Recorded data:
****************************************

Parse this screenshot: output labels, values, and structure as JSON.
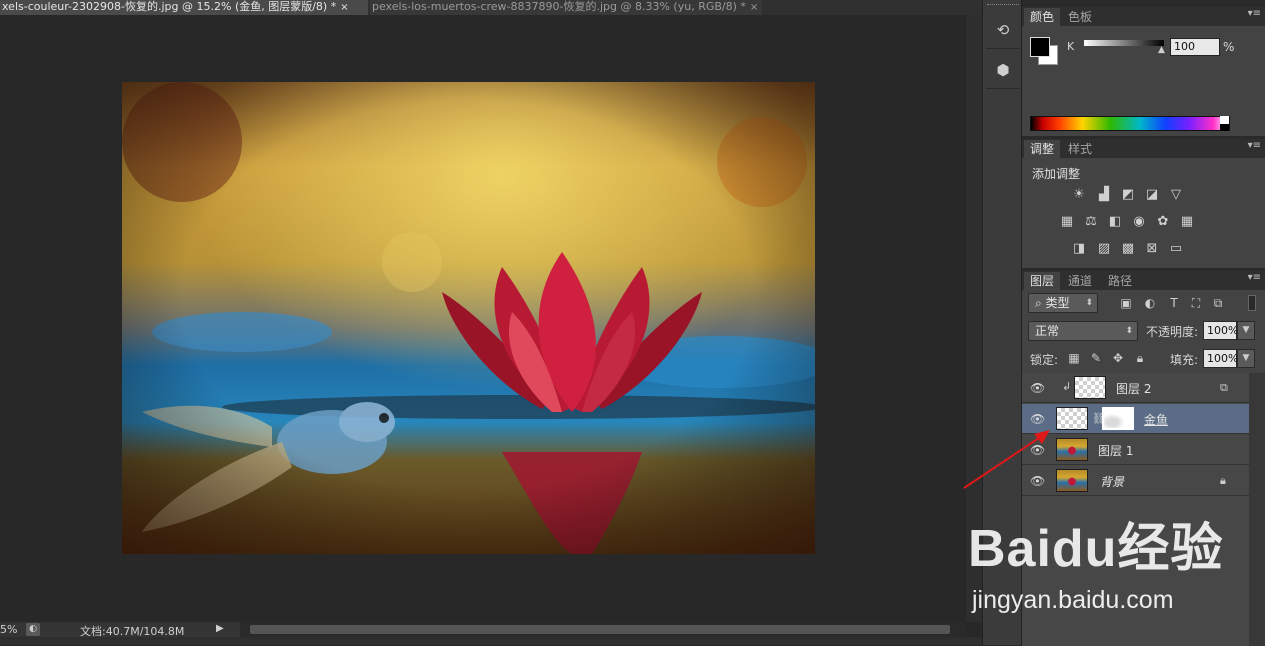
{
  "document_tabs": [
    {
      "label": "xels-couleur-2302908-恢复的.jpg @ 15.2% (金鱼, 图层蒙版/8) *",
      "active": true
    },
    {
      "label": "pexels-los-muertos-crew-8837890-恢复的.jpg @ 8.33% (yu, RGB/8) *",
      "active": false
    }
  ],
  "tab_close": "×",
  "status": {
    "zoom": "5%",
    "doc_info": "文档:40.7M/104.8M"
  },
  "color_panel": {
    "tabs": [
      "颜色",
      "色板"
    ],
    "channel": "K",
    "value": "100",
    "unit": "%"
  },
  "adjustments_panel": {
    "tabs": [
      "调整",
      "样式"
    ],
    "title": "添加调整",
    "icons": [
      "brightness-icon",
      "levels-icon",
      "curves-icon",
      "exposure-icon",
      "vibrance-icon",
      "hue-saturation-icon",
      "color-balance-icon",
      "black-white-icon",
      "photo-filter-icon",
      "channel-mixer-icon",
      "color-lookup-icon",
      "invert-icon",
      "posterize-icon",
      "threshold-icon",
      "selective-color-icon",
      "gradient-map-icon"
    ]
  },
  "layers_panel": {
    "tabs": [
      "图层",
      "通道",
      "路径"
    ],
    "filter_kind": "类型",
    "blend_mode": "正常",
    "opacity_label": "不透明度:",
    "opacity_value": "100%",
    "lock_label": "锁定:",
    "fill_label": "填充:",
    "fill_value": "100%",
    "layers": [
      {
        "name": "图层 2",
        "clipped": true,
        "selected": false
      },
      {
        "name": "金鱼",
        "has_mask": true,
        "selected": true
      },
      {
        "name": "图层 1",
        "selected": false
      },
      {
        "name": "背景",
        "locked": true,
        "selected": false
      }
    ]
  },
  "watermark": {
    "logo_text": "Baidu经验",
    "url": "jingyan.baidu.com"
  }
}
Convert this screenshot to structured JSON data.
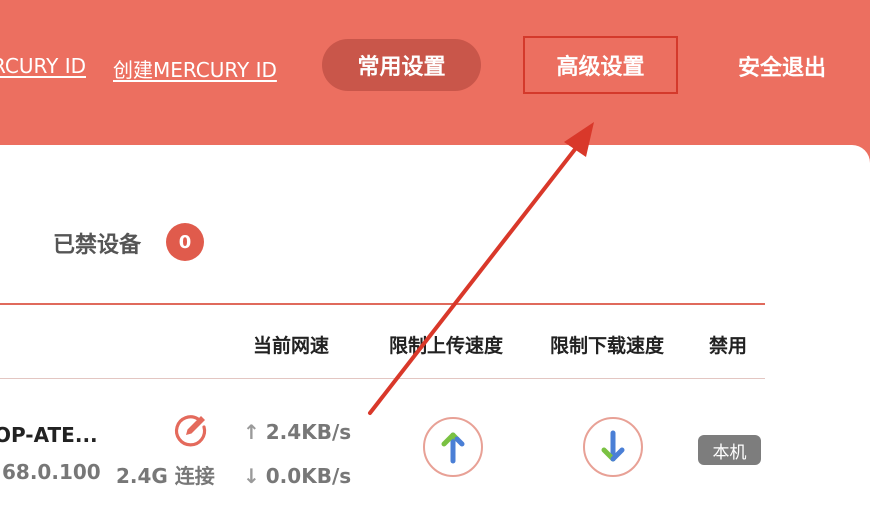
{
  "header": {
    "login_link": "RCURY ID",
    "create_link": "创建MERCURY ID",
    "nav_common": "常用设置",
    "nav_advanced": "高级设置",
    "nav_logout": "安全退出"
  },
  "blocked": {
    "label": "已禁设备",
    "count": "0"
  },
  "table": {
    "headers": {
      "speed": "当前网速",
      "limit_up": "限制上传速度",
      "limit_down": "限制下载速度",
      "ban": "禁用"
    },
    "rows": [
      {
        "name": "OP-ATE...",
        "ip": "68.0.100",
        "connection": "2.4G 连接",
        "up_arrow": "↑",
        "up_speed": "2.4KB/s",
        "down_arrow": "↓",
        "down_speed": "0.0KB/s",
        "tag": "本机"
      }
    ]
  },
  "colors": {
    "header_bg": "#ec6f60",
    "pill_bg": "#c9564a",
    "highlight_border": "#d4392b",
    "badge_bg": "#e05b4c",
    "arrow_blue": "#4a7fd6",
    "arrow_green": "#7ac142"
  },
  "icons": {
    "edit": "edit-icon",
    "upload": "upload-arrow-icon",
    "download": "download-arrow-icon"
  }
}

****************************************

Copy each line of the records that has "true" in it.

* **EXERCISE SOLUTION**
      "active": true
        "clipped": true,
        "has_mask": true,
        "selected": true
        "locked": true,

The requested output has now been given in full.